(ASSIGNMENT):
In how many lines of the data does the word "Glonass" appear? Give the number by itself.

(RAW DATA):

= Beginning of Section =

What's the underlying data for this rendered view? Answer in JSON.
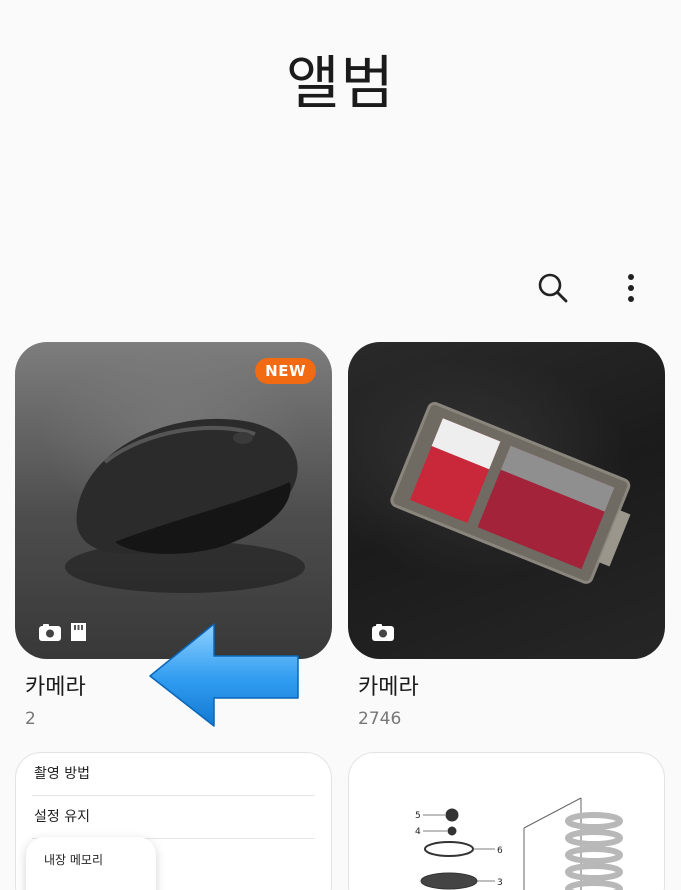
{
  "page": {
    "title": "앨범"
  },
  "toolbar": {
    "search_icon": "search-icon",
    "more_icon": "more-vertical-icon"
  },
  "albums": [
    {
      "name": "카메라",
      "count": "2",
      "badge": "NEW",
      "icons": [
        "camera-icon",
        "sd-card-icon"
      ]
    },
    {
      "name": "카메라",
      "count": "2746",
      "icons": [
        "camera-icon"
      ]
    }
  ],
  "settings_card": {
    "items": [
      "촬영 방법",
      "설정 유지"
    ],
    "popup_label": "내장 메모리"
  },
  "colors": {
    "badge": "#f26a12",
    "arrow": "#2f9cf0"
  }
}
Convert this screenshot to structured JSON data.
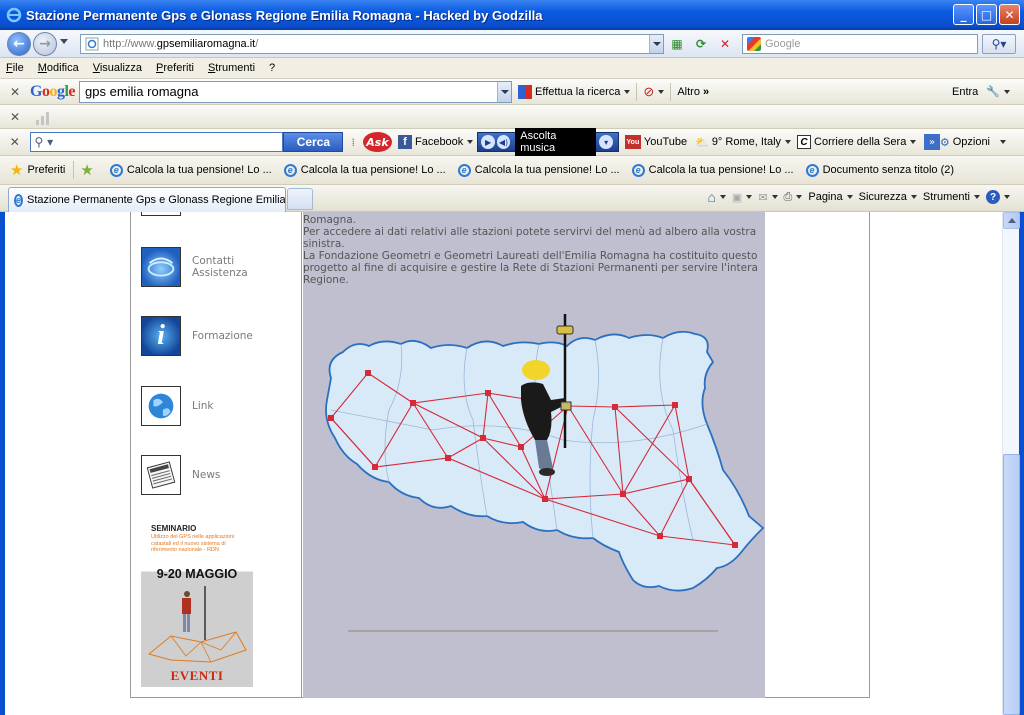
{
  "window": {
    "title": "Stazione Permanente Gps e Glonass Regione Emilia Romagna - Hacked by Godzilla"
  },
  "address_bar": {
    "url_prefix": "http://www.",
    "url_domain": "gpsemiliaromagna.it",
    "url_suffix": "/",
    "search_placeholder": "Google"
  },
  "menu": [
    "File",
    "Modifica",
    "Visualizza",
    "Preferiti",
    "Strumenti",
    "?"
  ],
  "google_toolbar": {
    "logo_letters": [
      "G",
      "o",
      "o",
      "g",
      "l",
      "e"
    ],
    "query": "gps emilia romagna",
    "search_button": "Effettua la ricerca",
    "more": "Altro",
    "signin": "Entra"
  },
  "ask_toolbar": {
    "search_button": "Cerca",
    "ask_logo": "Ask",
    "facebook": "Facebook",
    "music": "Ascolta musica",
    "youtube": "YouTube",
    "weather": "9° Rome, Italy",
    "news": "Corriere della Sera",
    "options": "Opzioni"
  },
  "favorites_bar": {
    "favorites_label": "Preferiti",
    "items": [
      "Calcola la tua pensione! Lo ...",
      "Calcola la tua pensione! Lo ...",
      "Calcola la tua pensione! Lo ...",
      "Calcola la tua pensione! Lo ...",
      "Documento senza titolo (2)"
    ]
  },
  "tab": {
    "label": "Stazione Permanente Gps e Glonass Regione Emilia Ro..."
  },
  "command_bar": {
    "page": "Pagina",
    "security": "Sicurezza",
    "tools": "Strumenti"
  },
  "sidebar": {
    "items": [
      {
        "label_lines": [
          "Contatti",
          "Assistenza"
        ],
        "icon": "contact-icon"
      },
      {
        "label_lines": [
          "Formazione"
        ],
        "icon": "info-icon"
      },
      {
        "label_lines": [
          "Link"
        ],
        "icon": "globe-icon"
      },
      {
        "label_lines": [
          "News"
        ],
        "icon": "newspaper-icon"
      }
    ],
    "promo": {
      "heading": "SEMINARIO",
      "subtitle": "Utilizzo del GPS nelle applicazioni catastali ed il nuovo sistema di riferimento nazionale - RDN",
      "dates": "9-20 MAGGIO",
      "footer": "EVENTI"
    }
  },
  "main": {
    "text_lines": [
      "Romagna.",
      "Per accedere ai dati relativi alle stazioni potete servirvi del menù ad albero alla vostra",
      "sinistra.",
      "La Fondazione Geometri e Geometri Laureati dell'Emilia Romagna ha costituito questo",
      "progetto al fine di acquisire e gestire la Rete di Stazioni Permanenti per servire l'intera",
      "Regione."
    ]
  },
  "colors": {
    "titlebar_blue": "#0a5ae0",
    "map_fill": "#d8eaf8",
    "map_outline": "#2a6fc0",
    "network_red": "#d42a3a",
    "content_bg": "#c0bfd0"
  }
}
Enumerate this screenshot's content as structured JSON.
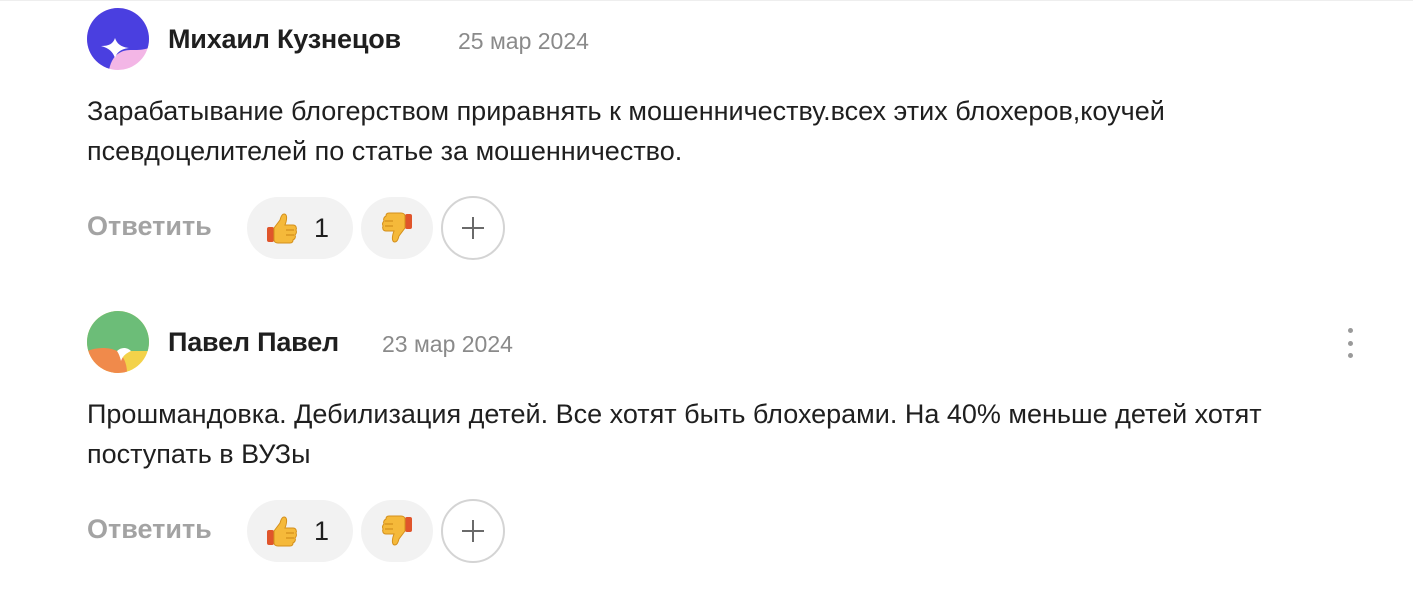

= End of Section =

(WRITTEN REPLY):
2